### WHAT TO DO
Verbatim copy without images: return all of the data as it stands.

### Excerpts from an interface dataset
-- Opening Marker --
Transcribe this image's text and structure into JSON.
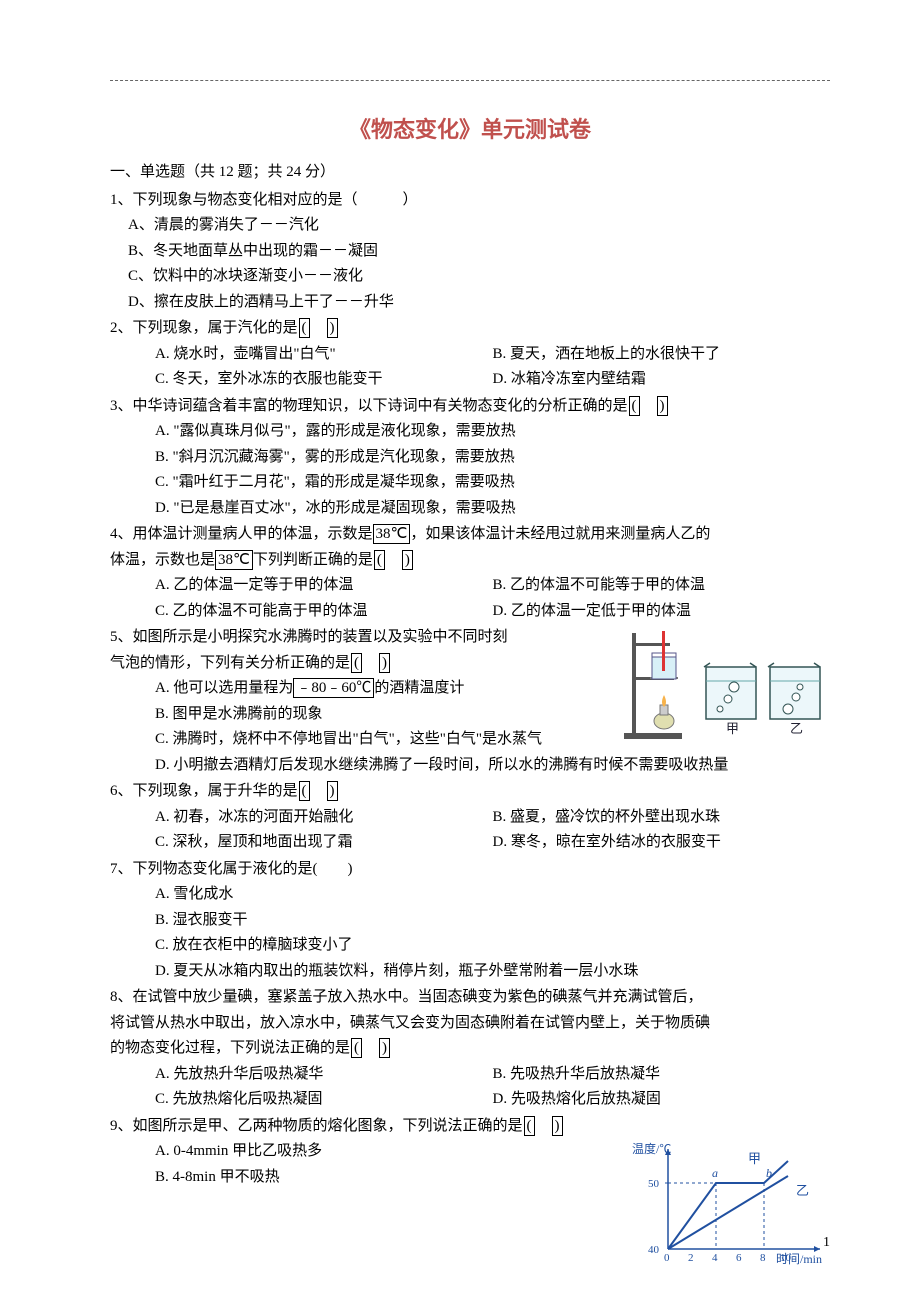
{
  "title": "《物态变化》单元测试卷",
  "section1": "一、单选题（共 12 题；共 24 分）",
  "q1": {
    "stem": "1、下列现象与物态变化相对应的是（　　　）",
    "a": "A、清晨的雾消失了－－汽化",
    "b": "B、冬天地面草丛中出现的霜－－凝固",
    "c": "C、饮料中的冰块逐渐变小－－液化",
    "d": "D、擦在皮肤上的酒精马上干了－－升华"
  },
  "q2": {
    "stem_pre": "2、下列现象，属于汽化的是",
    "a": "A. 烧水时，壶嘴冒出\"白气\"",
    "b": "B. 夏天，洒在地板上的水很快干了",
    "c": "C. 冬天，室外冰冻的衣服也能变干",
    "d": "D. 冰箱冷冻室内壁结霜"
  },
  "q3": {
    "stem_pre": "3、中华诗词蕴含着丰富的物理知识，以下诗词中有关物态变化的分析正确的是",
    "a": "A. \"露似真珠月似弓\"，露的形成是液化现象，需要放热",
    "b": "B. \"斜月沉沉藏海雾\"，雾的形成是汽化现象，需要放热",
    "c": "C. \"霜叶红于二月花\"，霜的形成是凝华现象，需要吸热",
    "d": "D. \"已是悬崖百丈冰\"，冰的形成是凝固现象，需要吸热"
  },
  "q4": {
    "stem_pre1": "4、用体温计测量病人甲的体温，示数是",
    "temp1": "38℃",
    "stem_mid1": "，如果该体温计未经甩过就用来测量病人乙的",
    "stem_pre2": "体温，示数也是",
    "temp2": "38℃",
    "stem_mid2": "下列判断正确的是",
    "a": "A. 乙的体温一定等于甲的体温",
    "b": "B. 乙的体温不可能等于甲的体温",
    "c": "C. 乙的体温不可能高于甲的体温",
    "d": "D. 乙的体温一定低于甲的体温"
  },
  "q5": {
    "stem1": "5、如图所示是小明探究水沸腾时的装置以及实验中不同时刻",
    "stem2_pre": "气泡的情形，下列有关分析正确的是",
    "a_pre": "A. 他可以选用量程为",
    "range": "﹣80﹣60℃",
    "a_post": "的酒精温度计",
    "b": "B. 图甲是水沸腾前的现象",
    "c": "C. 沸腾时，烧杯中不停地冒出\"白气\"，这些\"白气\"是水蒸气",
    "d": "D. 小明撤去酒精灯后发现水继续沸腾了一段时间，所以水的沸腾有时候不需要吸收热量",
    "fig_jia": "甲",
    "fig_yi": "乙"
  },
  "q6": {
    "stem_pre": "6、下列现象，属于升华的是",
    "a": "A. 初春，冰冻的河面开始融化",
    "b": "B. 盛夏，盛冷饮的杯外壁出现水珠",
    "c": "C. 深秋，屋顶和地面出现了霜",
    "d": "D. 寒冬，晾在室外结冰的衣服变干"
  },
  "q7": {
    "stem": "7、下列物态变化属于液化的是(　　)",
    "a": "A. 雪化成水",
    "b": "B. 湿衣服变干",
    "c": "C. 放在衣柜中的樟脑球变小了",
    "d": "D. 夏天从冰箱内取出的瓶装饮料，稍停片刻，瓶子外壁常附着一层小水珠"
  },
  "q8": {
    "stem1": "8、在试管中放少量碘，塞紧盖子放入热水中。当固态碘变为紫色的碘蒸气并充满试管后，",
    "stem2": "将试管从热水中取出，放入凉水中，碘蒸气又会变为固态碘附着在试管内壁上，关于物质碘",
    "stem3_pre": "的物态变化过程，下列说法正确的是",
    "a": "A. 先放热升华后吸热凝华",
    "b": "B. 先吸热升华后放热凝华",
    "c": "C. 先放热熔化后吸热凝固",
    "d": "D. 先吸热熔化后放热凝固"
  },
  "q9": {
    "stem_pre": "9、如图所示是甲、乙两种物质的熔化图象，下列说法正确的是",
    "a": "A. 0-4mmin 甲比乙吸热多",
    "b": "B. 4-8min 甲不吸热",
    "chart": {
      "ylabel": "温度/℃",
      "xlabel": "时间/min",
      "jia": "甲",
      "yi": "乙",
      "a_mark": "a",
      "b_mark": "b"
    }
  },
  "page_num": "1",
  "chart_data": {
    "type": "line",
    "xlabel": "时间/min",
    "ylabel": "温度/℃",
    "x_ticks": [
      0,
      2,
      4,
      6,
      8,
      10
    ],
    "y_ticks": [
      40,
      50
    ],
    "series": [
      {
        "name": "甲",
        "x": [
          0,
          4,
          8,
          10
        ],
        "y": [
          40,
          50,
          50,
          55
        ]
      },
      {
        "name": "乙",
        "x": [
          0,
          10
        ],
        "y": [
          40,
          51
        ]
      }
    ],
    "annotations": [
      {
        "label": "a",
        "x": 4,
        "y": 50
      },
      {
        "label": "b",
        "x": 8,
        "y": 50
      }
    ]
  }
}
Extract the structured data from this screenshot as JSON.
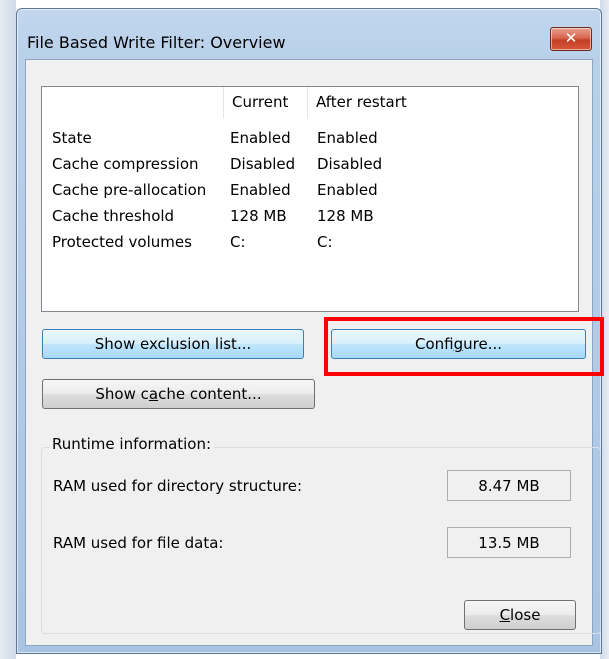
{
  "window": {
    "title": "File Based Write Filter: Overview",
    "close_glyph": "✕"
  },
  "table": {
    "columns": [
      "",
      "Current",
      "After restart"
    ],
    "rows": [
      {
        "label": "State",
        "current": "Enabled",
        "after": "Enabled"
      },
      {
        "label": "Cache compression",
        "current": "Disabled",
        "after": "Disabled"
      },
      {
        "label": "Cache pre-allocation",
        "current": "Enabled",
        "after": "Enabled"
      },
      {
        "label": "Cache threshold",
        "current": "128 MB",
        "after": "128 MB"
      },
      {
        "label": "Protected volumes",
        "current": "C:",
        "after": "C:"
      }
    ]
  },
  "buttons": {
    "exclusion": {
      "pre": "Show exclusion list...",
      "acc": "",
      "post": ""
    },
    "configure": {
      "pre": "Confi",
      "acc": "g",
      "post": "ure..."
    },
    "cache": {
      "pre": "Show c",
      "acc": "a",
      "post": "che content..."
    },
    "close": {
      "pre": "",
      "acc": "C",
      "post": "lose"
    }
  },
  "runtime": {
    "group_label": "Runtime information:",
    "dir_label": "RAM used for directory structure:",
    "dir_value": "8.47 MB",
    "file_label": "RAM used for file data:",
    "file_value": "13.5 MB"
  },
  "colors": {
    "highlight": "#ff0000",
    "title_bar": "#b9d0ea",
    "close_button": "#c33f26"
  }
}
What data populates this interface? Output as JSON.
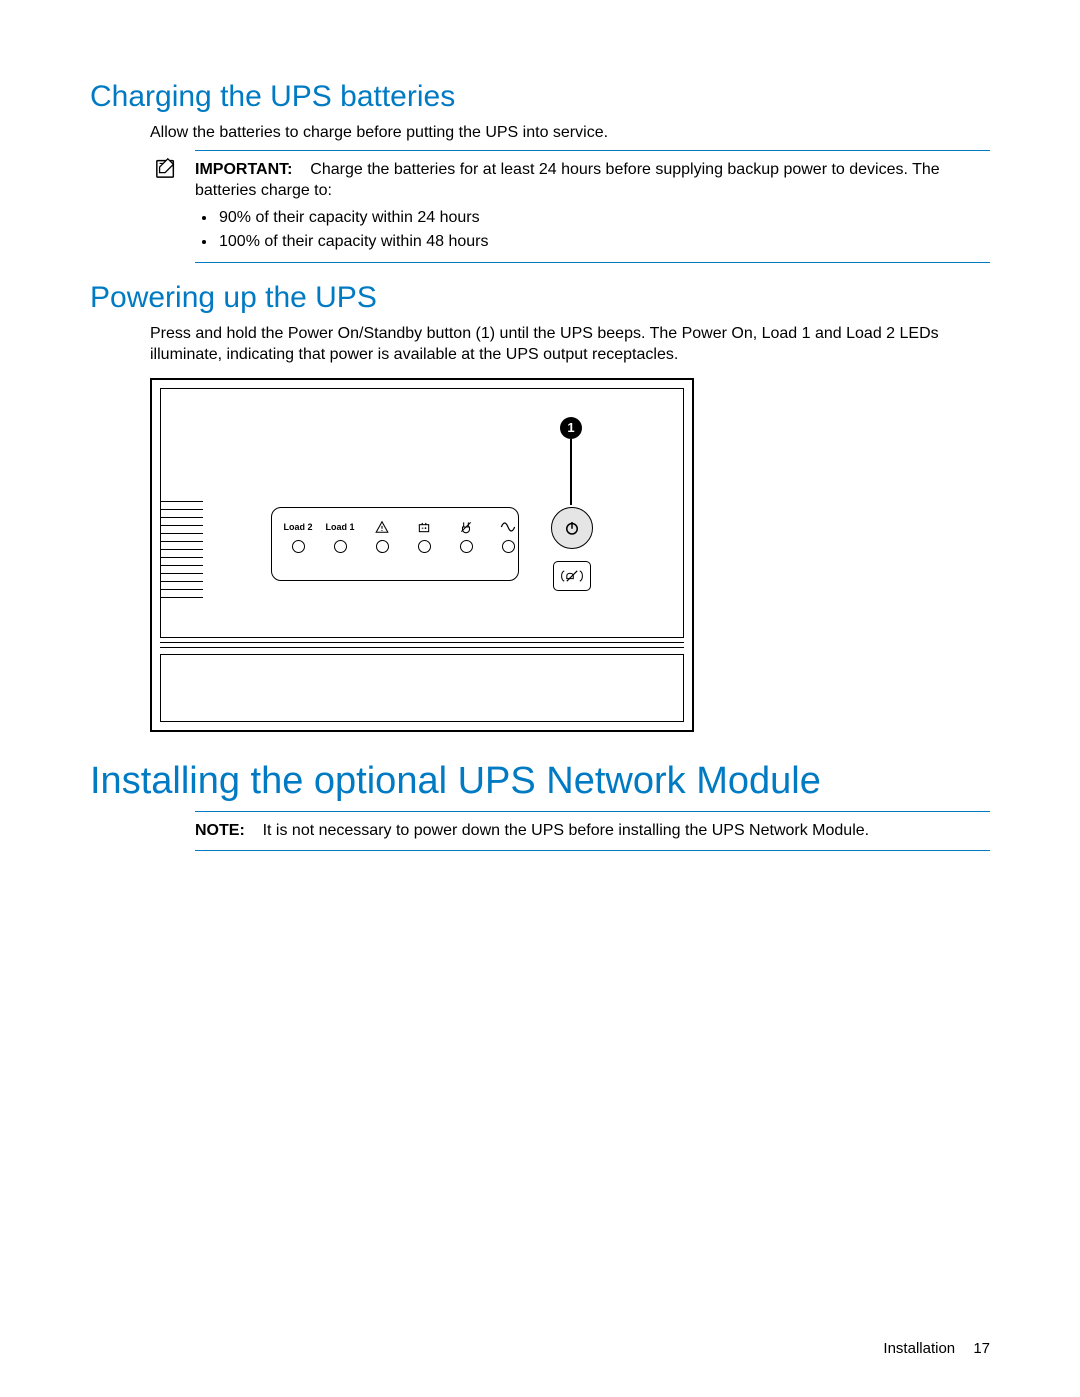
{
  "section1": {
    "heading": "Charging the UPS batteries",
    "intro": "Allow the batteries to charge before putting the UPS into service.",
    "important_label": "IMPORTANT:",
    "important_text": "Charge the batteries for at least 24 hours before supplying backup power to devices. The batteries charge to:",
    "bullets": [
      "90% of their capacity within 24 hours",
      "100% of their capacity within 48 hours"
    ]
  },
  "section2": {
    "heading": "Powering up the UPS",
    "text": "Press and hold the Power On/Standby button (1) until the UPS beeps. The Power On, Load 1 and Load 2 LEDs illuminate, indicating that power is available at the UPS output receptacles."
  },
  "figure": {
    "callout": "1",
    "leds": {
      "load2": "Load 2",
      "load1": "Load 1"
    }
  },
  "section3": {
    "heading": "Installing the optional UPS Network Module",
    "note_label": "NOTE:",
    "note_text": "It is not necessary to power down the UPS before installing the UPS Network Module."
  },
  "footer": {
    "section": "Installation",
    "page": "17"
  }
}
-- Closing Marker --
### RESPONSE TO THE EXERCISE
Transcribe this image's text and structure into JSON.
{
  "title": "《物态变化》单元测试卷",
  "section1": "一、单选题（共 12 题；共 24 分）",
  "q1": {
    "stem": "1、下列现象与物态变化相对应的是（　　　）",
    "a": "A、清晨的雾消失了－－汽化",
    "b": "B、冬天地面草丛中出现的霜－－凝固",
    "c": "C、饮料中的冰块逐渐变小－－液化",
    "d": "D、擦在皮肤上的酒精马上干了－－升华"
  },
  "q2": {
    "stem_pre": "2、下列现象，属于汽化的是",
    "a": "A. 烧水时，壶嘴冒出\"白气\"",
    "b": "B. 夏天，洒在地板上的水很快干了",
    "c": "C. 冬天，室外冰冻的衣服也能变干",
    "d": "D. 冰箱冷冻室内壁结霜"
  },
  "q3": {
    "stem_pre": "3、中华诗词蕴含着丰富的物理知识，以下诗词中有关物态变化的分析正确的是",
    "a": "A. \"露似真珠月似弓\"，露的形成是液化现象，需要放热",
    "b": "B. \"斜月沉沉藏海雾\"，雾的形成是汽化现象，需要放热",
    "c": "C. \"霜叶红于二月花\"，霜的形成是凝华现象，需要吸热",
    "d": "D. \"已是悬崖百丈冰\"，冰的形成是凝固现象，需要吸热"
  },
  "q4": {
    "stem_pre1": "4、用体温计测量病人甲的体温，示数是",
    "temp1": "38℃",
    "stem_mid1": "，如果该体温计未经甩过就用来测量病人乙的",
    "stem_pre2": "体温，示数也是",
    "temp2": "38℃",
    "stem_mid2": "下列判断正确的是",
    "a": "A. 乙的体温一定等于甲的体温",
    "b": "B. 乙的体温不可能等于甲的体温",
    "c": "C. 乙的体温不可能高于甲的体温",
    "d": "D. 乙的体温一定低于甲的体温"
  },
  "q5": {
    "stem1": "5、如图所示是小明探究水沸腾时的装置以及实验中不同时刻",
    "stem2_pre": "气泡的情形，下列有关分析正确的是",
    "a_pre": "A. 他可以选用量程为",
    "range": "﹣80﹣60℃",
    "a_post": "的酒精温度计",
    "b": "B. 图甲是水沸腾前的现象",
    "c": "C. 沸腾时，烧杯中不停地冒出\"白气\"，这些\"白气\"是水蒸气",
    "d": "D. 小明撤去酒精灯后发现水继续沸腾了一段时间，所以水的沸腾有时候不需要吸收热量",
    "fig_jia": "甲",
    "fig_yi": "乙"
  },
  "q6": {
    "stem_pre": "6、下列现象，属于升华的是",
    "a": "A. 初春，冰冻的河面开始融化",
    "b": "B. 盛夏，盛冷饮的杯外壁出现水珠",
    "c": "C. 深秋，屋顶和地面出现了霜",
    "d": "D. 寒冬，晾在室外结冰的衣服变干"
  },
  "q7": {
    "stem": "7、下列物态变化属于液化的是(　　)",
    "a": "A. 雪化成水",
    "b": "B. 湿衣服变干",
    "c": "C. 放在衣柜中的樟脑球变小了",
    "d": "D. 夏天从冰箱内取出的瓶装饮料，稍停片刻，瓶子外壁常附着一层小水珠"
  },
  "q8": {
    "stem1": "8、在试管中放少量碘，塞紧盖子放入热水中。当固态碘变为紫色的碘蒸气并充满试管后，",
    "stem2": "将试管从热水中取出，放入凉水中，碘蒸气又会变为固态碘附着在试管内壁上，关于物质碘",
    "stem3_pre": "的物态变化过程，下列说法正确的是",
    "a": "A. 先放热升华后吸热凝华",
    "b": "B. 先吸热升华后放热凝华",
    "c": "C. 先放热熔化后吸热凝固",
    "d": "D. 先吸热熔化后放热凝固"
  },
  "q9": {
    "stem_pre": "9、如图所示是甲、乙两种物质的熔化图象，下列说法正确的是",
    "a": "A. 0-4mmin 甲比乙吸热多",
    "b": "B. 4-8min 甲不吸热",
    "chart": {
      "ylabel": "温度/℃",
      "xlabel": "时间/min",
      "jia": "甲",
      "yi": "乙",
      "a_mark": "a",
      "b_mark": "b"
    }
  },
  "page_num": "1",
  "chart_data": {
    "type": "line",
    "xlabel": "时间/min",
    "ylabel": "温度/℃",
    "x_ticks": [
      0,
      2,
      4,
      6,
      8,
      10
    ],
    "y_ticks": [
      40,
      50
    ],
    "series": [
      {
        "name": "甲",
        "x": [
          0,
          4,
          8,
          10
        ],
        "y": [
          40,
          50,
          50,
          55
        ]
      },
      {
        "name": "乙",
        "x": [
          0,
          10
        ],
        "y": [
          40,
          51
        ]
      }
    ],
    "annotations": [
      {
        "label": "a",
        "x": 4,
        "y": 50
      },
      {
        "label": "b",
        "x": 8,
        "y": 50
      }
    ]
  }
}
Extract the structured data from this screenshot as JSON.
{
  "window": {
    "title": "File Based Write Filter: Overview",
    "close_glyph": "✕"
  },
  "table": {
    "columns": [
      "",
      "Current",
      "After restart"
    ],
    "rows": [
      {
        "label": "State",
        "current": "Enabled",
        "after": "Enabled"
      },
      {
        "label": "Cache compression",
        "current": "Disabled",
        "after": "Disabled"
      },
      {
        "label": "Cache pre-allocation",
        "current": "Enabled",
        "after": "Enabled"
      },
      {
        "label": "Cache threshold",
        "current": "128 MB",
        "after": "128 MB"
      },
      {
        "label": "Protected volumes",
        "current": "C:",
        "after": "C:"
      }
    ]
  },
  "buttons": {
    "exclusion": {
      "pre": "Show exclusion list...",
      "acc": "",
      "post": ""
    },
    "configure": {
      "pre": "Confi",
      "acc": "g",
      "post": "ure..."
    },
    "cache": {
      "pre": "Show c",
      "acc": "a",
      "post": "che content..."
    },
    "close": {
      "pre": "",
      "acc": "C",
      "post": "lose"
    }
  },
  "runtime": {
    "group_label": "Runtime information:",
    "dir_label": "RAM used for directory structure:",
    "dir_value": "8.47 MB",
    "file_label": "RAM used for file data:",
    "file_value": "13.5 MB"
  },
  "colors": {
    "highlight": "#ff0000",
    "title_bar": "#b9d0ea",
    "close_button": "#c33f26"
  }
}
What data populates this interface? Output as JSON.
{
  "section1": {
    "heading": "Charging the UPS batteries",
    "intro": "Allow the batteries to charge before putting the UPS into service.",
    "important_label": "IMPORTANT:",
    "important_text": "Charge the batteries for at least 24 hours before supplying backup power to devices. The batteries charge to:",
    "bullets": [
      "90% of their capacity within 24 hours",
      "100% of their capacity within 48 hours"
    ]
  },
  "section2": {
    "heading": "Powering up the UPS",
    "text": "Press and hold the Power On/Standby button (1) until the UPS beeps. The Power On, Load 1 and Load 2 LEDs illuminate, indicating that power is available at the UPS output receptacles."
  },
  "figure": {
    "callout": "1",
    "leds": {
      "load2": "Load 2",
      "load1": "Load 1"
    }
  },
  "section3": {
    "heading": "Installing the optional UPS Network Module",
    "note_label": "NOTE:",
    "note_text": "It is not necessary to power down the UPS before installing the UPS Network Module."
  },
  "footer": {
    "section": "Installation",
    "page": "17"
  }
}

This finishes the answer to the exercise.